grid (plural grids)
- A rectangular array of squares or rectangles of equal size, such as in a crossword puzzle.
- A system for delivery of electricity, consisting of various substations, transformers and generators, connected by wire.
- Die Hard (movie)
- You can't turn off the building from here; you have to shut down the whole grid.
2013 July 20, “Out of the gloom”, in The Economist, volume 408, number 8845:
- [Rural solar plant] schemes are of little help to industry or other heavy users of electricity. Nor is solar power yet as cheap as the grid. For all that, the rapid arrival of electric light to Indian villages is long overdue. When the national grid suffers its next huge outage, as it did in July 2012 when hundreds of millions were left in the dark, look for specks of light in the villages.
- Die Hard (movie)
- (computing) A system or structure of distributed computers working mostly on a peer-to-peer basis, used mainly to solve single and complex scientific or technical problems or to process data at high speeds (as in clusters).
- (cartography) A method of marking off maps into areas.
- (motor racing) The pattern of starting positions of the drivers for a race.

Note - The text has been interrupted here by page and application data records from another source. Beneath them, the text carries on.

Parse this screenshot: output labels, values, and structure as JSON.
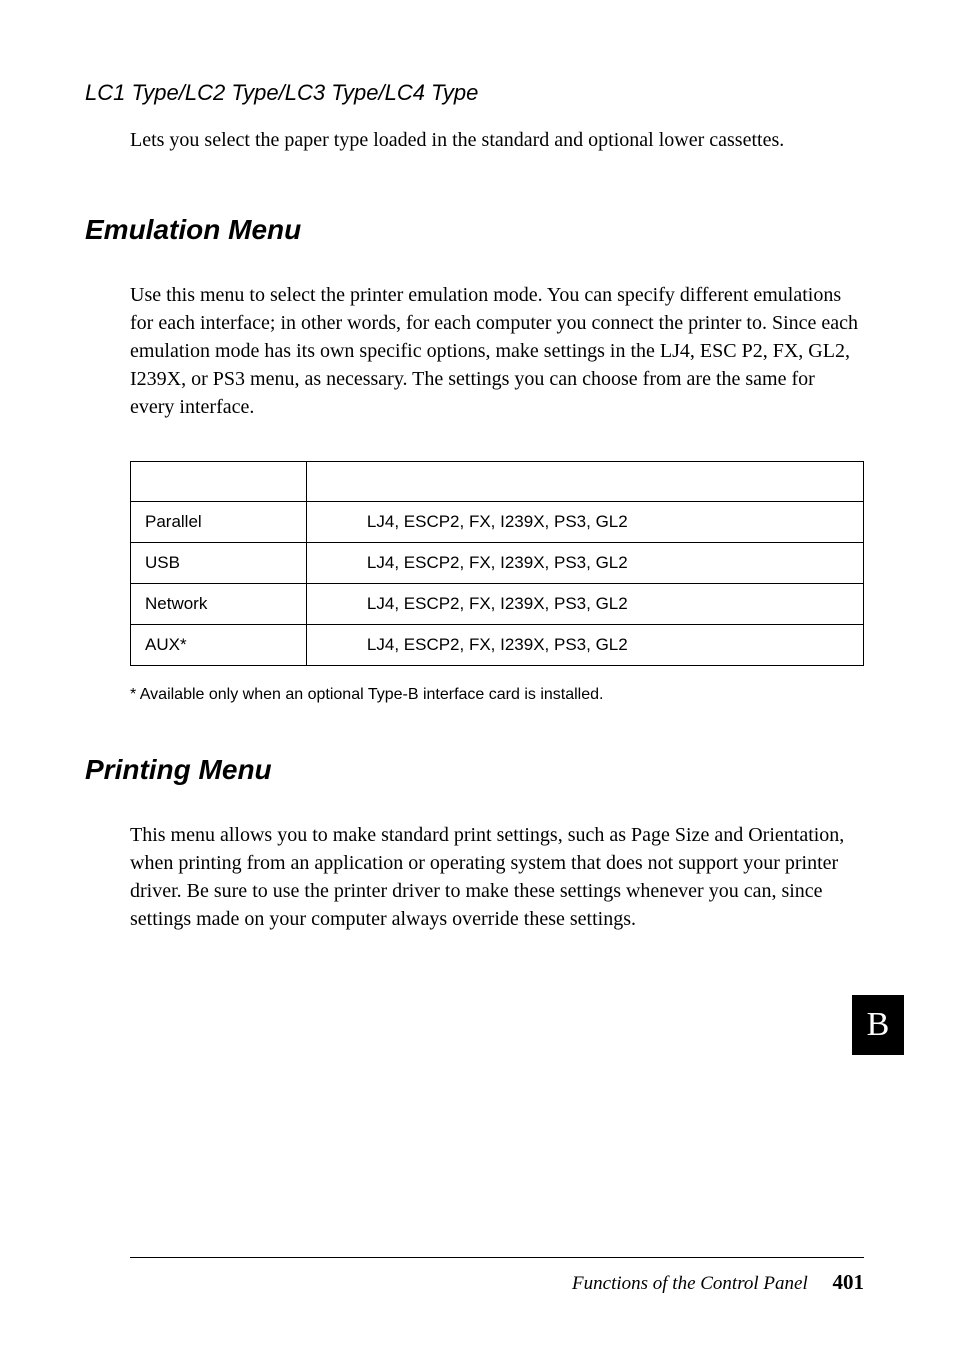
{
  "subsection": {
    "heading": "LC1 Type/LC2 Type/LC3 Type/LC4 Type",
    "body": "Lets you select the paper type loaded in the standard and optional lower cassettes."
  },
  "emulation": {
    "heading": "Emulation Menu",
    "body": "Use this menu to select the printer emulation mode. You can specify different emulations for each interface; in other words, for each computer you connect the printer to. Since each emulation mode has its own specific options, make settings in the LJ4, ESC P2, FX, GL2, I239X, or PS3 menu, as necessary. The settings you can choose from are the same for every interface.",
    "table": {
      "rows": [
        {
          "label": "Parallel",
          "value": "LJ4, ESCP2, FX, I239X, PS3, GL2"
        },
        {
          "label": "USB",
          "value": "LJ4, ESCP2, FX, I239X, PS3, GL2"
        },
        {
          "label": "Network",
          "value": "LJ4, ESCP2, FX, I239X, PS3, GL2"
        },
        {
          "label": "AUX*",
          "value": "LJ4, ESCP2, FX, I239X, PS3, GL2"
        }
      ]
    },
    "footnote": "*  Available only when an optional Type-B interface card is installed."
  },
  "printing": {
    "heading": "Printing Menu",
    "body": "This menu allows you to make standard print settings, such as Page Size and Orientation, when printing from an application or operating system that does not support your printer driver. Be sure to use the printer driver to make these settings whenever you can, since settings made on your computer always override these settings."
  },
  "footer": {
    "title": "Functions of the Control Panel",
    "page": "401"
  },
  "tab": "B"
}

2012 May 13, Andrew Benson, “Williams's Pastor Maldonado takes landmark Spanish Grand Prix win”, in BBC Sport:
- McLaren's Lewis Hamilton fought up from the back of the grid to eighth, with team-mate Jenson Button taking ninth.
- (electronics) The third (or higher) electrode of a vacuum tube (triode or higher).
rectangular array of squares or rectangles of equal size
electricity delivery system
method of marking off maps
electrode of a vacuum tube
to mark with
- grid in Webster’s Revised Unabridged Dictionary, G. & C. Merriam, 1913
- grid in The Century Dictionary, The Century Co., New York, 1911
- Romanization of 𐌲𐍂𐌹𐌳
grid m (plural grids)
- (computing) grid (system distributed computers)
- (motor racing) grid (starting positions of the drivers for a race)